So the lenders voluntarily heaped ever more lavish perquisites on colleges and financial aid officers, including “revenue sharing” arrangements under which institutions of higher education got a percentage of each loan taken out by students who, in innocence, had signed on with the preferred lender. New York Attorney General Andrew M. Cuomo calls it “a form of kickback scheme.” That Cuomo has uncovered this cesspool—not the federal Department of Education or Congress, when it was run by Republicans—is part of the pattern. For the first six years of the Bush administration, only a few congressional Democrats and the most intrepid outside investigators followed the stink.
Now that Democrats control Capitol Hill, investigators will likely expose more unsavory collusion. The probes and new regulations are necessary to end these sweetheart deals, which resemble nothing so much as those garbage-collection contracts that keep Tony Soprano in silk suits.
But deception and self-dealing in the student loan program aren’t the core of the problem. The real trouble is that private-lender student loans are nothing more than corporate welfare.
Here is what the lending industry gets in the deal: The federal government assumes all risk against default. It fixes the interest rates, but the student’s interest payments on these risk-free loans go to the lender, not the Treasury. Still more taxpayer subsidies are given to lenders to “induce” them—there’s that word again—to participate in the program. “The student loan system is effective in getting dollars to kids,” says Michael Dannenberg, director of education policy at the nonpartisan New America Foundation. “But from a taxpayer standpoint, it’s a public policy disgrace.” He suggests that lenders compete directly for student business, rather than have colleges act as gatekeepers.
But independent studies invariably have shown that it’s much more cost effective to cut out the banks altogether and have the government lend directly to students.
The Bush administration’s budget office has estimated that the federal government’s subsidy of private-lender student loans is 11 percent—but only 3.65 percent on loans made directly by the government. That is, for every $100 lent, the private system costs taxpayers about $7 more than the smaller, direct-lending program, according to an analysis of Bush’s fiscal 2007 budget by the Center for American Progress. In fact, the Congressional Budget Office has estimated that the government actually makes money on its direct loans to students because it collects the interest.
So why are taxpayers shoveling billions to a costly—and shady—student loan industry? Because congressional Republicans want us to.
President Bill Clinton proposed to greatly expand direct lending to students, partly to achieve budget savings and partly to broaden students’ access to college money. He was succeeding until the Republican takeover of Congress in 1994, when lawmakers throttled the effort. These apostles of competition demanded that the Education Department stop encouraging colleges to switch to the direct-loan program, while allowing the lending industry to continue its “inducements.” Naturally, the idea was sold under the guise of giving students “choice.”

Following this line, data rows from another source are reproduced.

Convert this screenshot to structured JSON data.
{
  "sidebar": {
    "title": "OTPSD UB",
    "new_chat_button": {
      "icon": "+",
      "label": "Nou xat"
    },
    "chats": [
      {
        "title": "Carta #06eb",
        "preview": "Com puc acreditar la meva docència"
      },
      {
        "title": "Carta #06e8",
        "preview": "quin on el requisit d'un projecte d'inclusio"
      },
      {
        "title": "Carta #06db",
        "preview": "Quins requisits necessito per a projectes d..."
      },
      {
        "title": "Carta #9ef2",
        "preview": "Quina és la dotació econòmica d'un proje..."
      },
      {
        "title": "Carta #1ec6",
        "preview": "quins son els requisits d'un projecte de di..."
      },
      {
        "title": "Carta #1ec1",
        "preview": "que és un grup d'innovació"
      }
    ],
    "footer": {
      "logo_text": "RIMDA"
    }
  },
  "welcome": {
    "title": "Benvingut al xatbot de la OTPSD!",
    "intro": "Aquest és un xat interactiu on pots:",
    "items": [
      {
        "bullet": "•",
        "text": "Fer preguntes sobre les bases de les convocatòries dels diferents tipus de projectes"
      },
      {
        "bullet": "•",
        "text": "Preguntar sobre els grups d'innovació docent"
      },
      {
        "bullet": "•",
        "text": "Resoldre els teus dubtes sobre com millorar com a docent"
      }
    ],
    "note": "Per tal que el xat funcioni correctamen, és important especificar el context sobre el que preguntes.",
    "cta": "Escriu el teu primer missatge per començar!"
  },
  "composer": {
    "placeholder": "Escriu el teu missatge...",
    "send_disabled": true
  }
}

It’s worked out about the same way as “choice”—that is, taxpayer subsidies to the managed-care insurance industry—has for Medicare. Just as in the student loan program, every single analysis of Medicare managed-care has shown that it costs more per patient than the traditional, government-run insurance program. Still, Congress pumps extravagant sums into Medicare managed care. Naturally the favor is returned in the form of campaign contributions. So it is with private lenders in the student loan program.
Cleaning up the private student lending industry now is imperative. Killing it altogether would be even better.
Marie Cocco’s e-mail address is mariecocco(at symbol)washpost.com.
© 2007, Washington Post Writers Group